Our caravan finally arrived at the end of some pretty shaky Internet directions, in the dark, around 8PM. The club had an unlit sign along its side entrance, and the only window in it's outer brick wall was a lone neon beer light. We loaded our gear inside and found a fairly large bar that had seen far-better days. The interior was a bit like your typical lodge rental hall, with a single bar on one far end, about 50 feet of lonely empty space that would've been much happier with some customers to occupy it. The nine people at the bar could've been cardboard standees considering how little they reacted to us.
The club manager found us and showed us where we would set up: not near the bar patrons, or in the vast openness that was the empty venue...
We performed in the coat room.
At least that's how it was being used. A small room the dimensions and look of a kindergarten class, with a long coat closet covered by an accordion-fold plastic sliding door. Several foot-tall risers stacked in the middle of "class" made us look like a high school choir, with amplifiers. Our PA speakers were stationed outside our "class" where they could blare across the void and hopefully reach the barflies' ears. Thanks to some monitor trouble, we could barely hear ourselves. Our guitarist, also our soundman, would frequently dart from the risers to the doorway to check our mix. Bless our singer, who was charismatic enough to make cadavers dance in their coffins, gave it her all, using her wireless to get upfront and personal with the drinkers. Of course, as the sound echoed through the unused space, she ended up singing behind the band, making it sound like a typical graduation speech. (another school reference)
Afterwards, the pissed club owner refused to pay us, saying we didn't bring in enough people (from another state on no notice) and the club was empty of locals because we had no light show (that the town was apparently supposed to see through a two-foot front window behind a neon beer sign). Our guitarist/leader had gone upstairs to the office to negotiate with the guy, but finding a number of heavies and fearing a Goodfellas situation, wisely headed downstairs, woke up management back home on his cell, and we sat outside the bar in the cold for 90 minutes while these two shouted at each other over the phone about money.
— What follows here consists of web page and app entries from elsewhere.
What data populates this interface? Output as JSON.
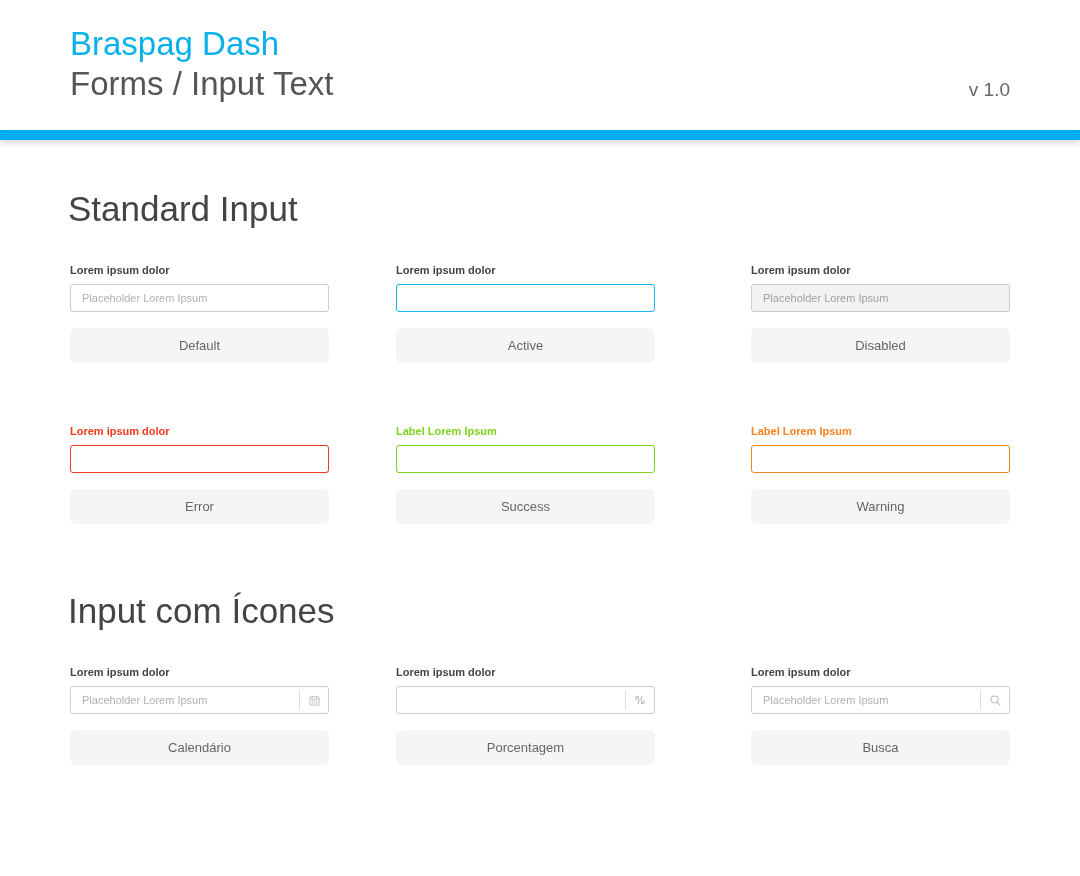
{
  "header": {
    "brand": "Braspag Dash",
    "title": "Forms / Input Text",
    "version": "v 1.0"
  },
  "sections": [
    {
      "title": "Standard Input",
      "fields": [
        {
          "label": "Lorem ipsum dolor",
          "kind": "default",
          "placeholder": "Placeholder Lorem Ipsum",
          "caption": "Default"
        },
        {
          "label": "Lorem ipsum dolor",
          "kind": "active",
          "caption": "Active"
        },
        {
          "label": "Lorem ipsum dolor",
          "kind": "disabled",
          "placeholder": "Placeholder Lorem Ipsum",
          "caption": "Disabled"
        },
        {
          "label": "Lorem ipsum dolor",
          "kind": "error",
          "caption": "Error"
        },
        {
          "label": "Label Lorem Ipsum",
          "kind": "success",
          "caption": "Success"
        },
        {
          "label": "Label Lorem Ipsum",
          "kind": "warning",
          "caption": "Warning"
        }
      ]
    },
    {
      "title": "Input com Ícones",
      "fields": [
        {
          "label": "Lorem ipsum dolor",
          "kind": "default",
          "placeholder": "Placeholder Lorem Ipsum",
          "addon": {
            "kind": "calendar"
          },
          "caption": "Calendário"
        },
        {
          "label": "Lorem ipsum dolor",
          "kind": "default",
          "addon": {
            "kind": "text",
            "text": "%"
          },
          "caption": "Porcentagem"
        },
        {
          "label": "Lorem ipsum dolor",
          "kind": "default",
          "placeholder": "Placeholder Lorem Ipsum",
          "addon": {
            "kind": "search"
          },
          "caption": "Busca"
        }
      ]
    }
  ]
}
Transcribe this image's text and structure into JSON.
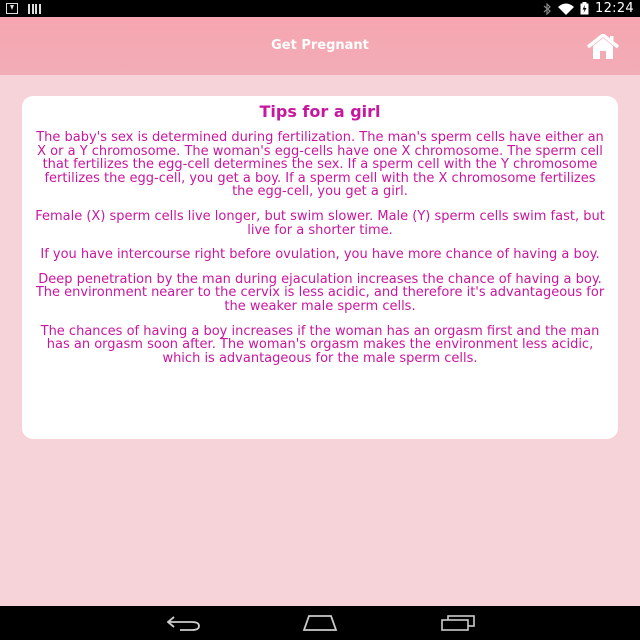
{
  "status_bar": {
    "time": "12:24",
    "icons": [
      "download-icon",
      "barcode-icon",
      "bluetooth-icon",
      "wifi-icon",
      "battery-icon"
    ]
  },
  "app_bar": {
    "title": "Get Pregnant",
    "home_icon": "home-icon",
    "background": "#f4a9b3"
  },
  "card": {
    "title": "Tips for a girl",
    "text_color": "#c8179f",
    "paragraphs": [
      "The baby's sex is determined during fertilization. The man's sperm cells have either an X or a Y chromosome. The woman's egg-cells have one X chromosome. The sperm cell that fertilizes the egg-cell determines the sex. If a sperm cell with the Y chromosome fertilizes the egg-cell, you get a boy. If a sperm cell with the X chromosome fertilizes the egg-cell, you get a girl.",
      "Female (X) sperm cells live longer, but swim slower. Male (Y) sperm cells swim fast, but live for a shorter time.",
      "If you have intercourse right before ovulation, you have more chance of having a boy.",
      "Deep penetration by the man during ejaculation increases the chance of having a boy. The environment nearer to the cervix is less acidic, and therefore it's advantageous for the weaker male sperm cells.",
      "The chances of having a boy increases if the woman has an orgasm first and the man has an orgasm soon after. The woman's orgasm makes the environment less acidic, which is advantageous for the male sperm cells."
    ]
  },
  "nav_bar": {
    "icons": [
      "back-icon",
      "home-nav-icon",
      "recent-apps-icon"
    ]
  },
  "colors": {
    "page_background": "#f6d3d8",
    "card_background": "#ffffff"
  }
}
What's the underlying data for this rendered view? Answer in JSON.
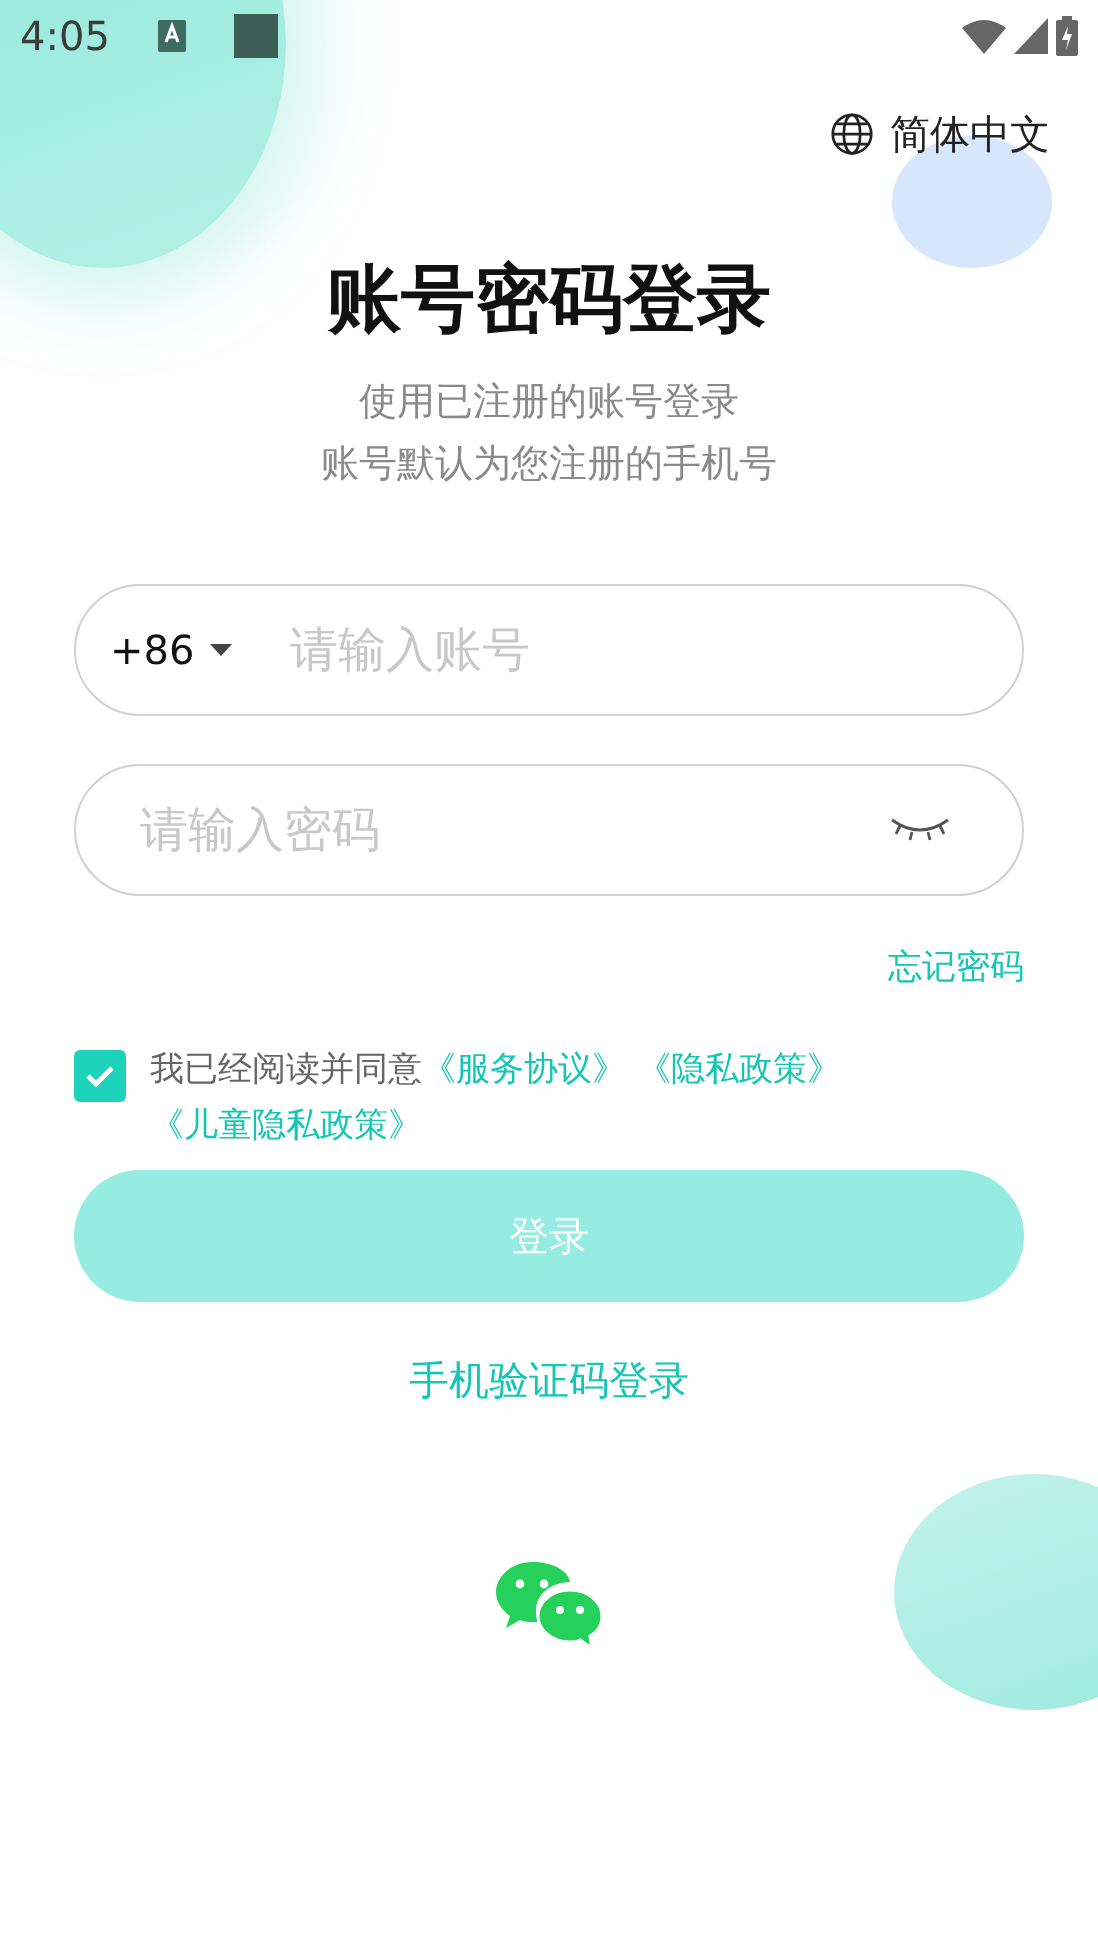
{
  "status_bar": {
    "time": "4:05"
  },
  "language": {
    "label": "简体中文"
  },
  "title": "账号密码登录",
  "subtitle": [
    "使用已注册的账号登录",
    "账号默认为您注册的手机号"
  ],
  "account_field": {
    "country_code": "+86",
    "placeholder": "请输入账号"
  },
  "password_field": {
    "placeholder": "请输入密码",
    "visible": false
  },
  "forgot_link": "忘记密码",
  "agreement": {
    "checked": true,
    "text": "我已经阅读并同意",
    "links": [
      "《服务协议》",
      "《隐私政策》",
      "《儿童隐私政策》"
    ]
  },
  "login_button": {
    "label": "登录",
    "disabled": true
  },
  "sms_login_link": "手机验证码登录"
}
We got paid just over half, used a large portion of it for breakfast at a diner, and took the long ride home, swearing off playing any more coat rooms.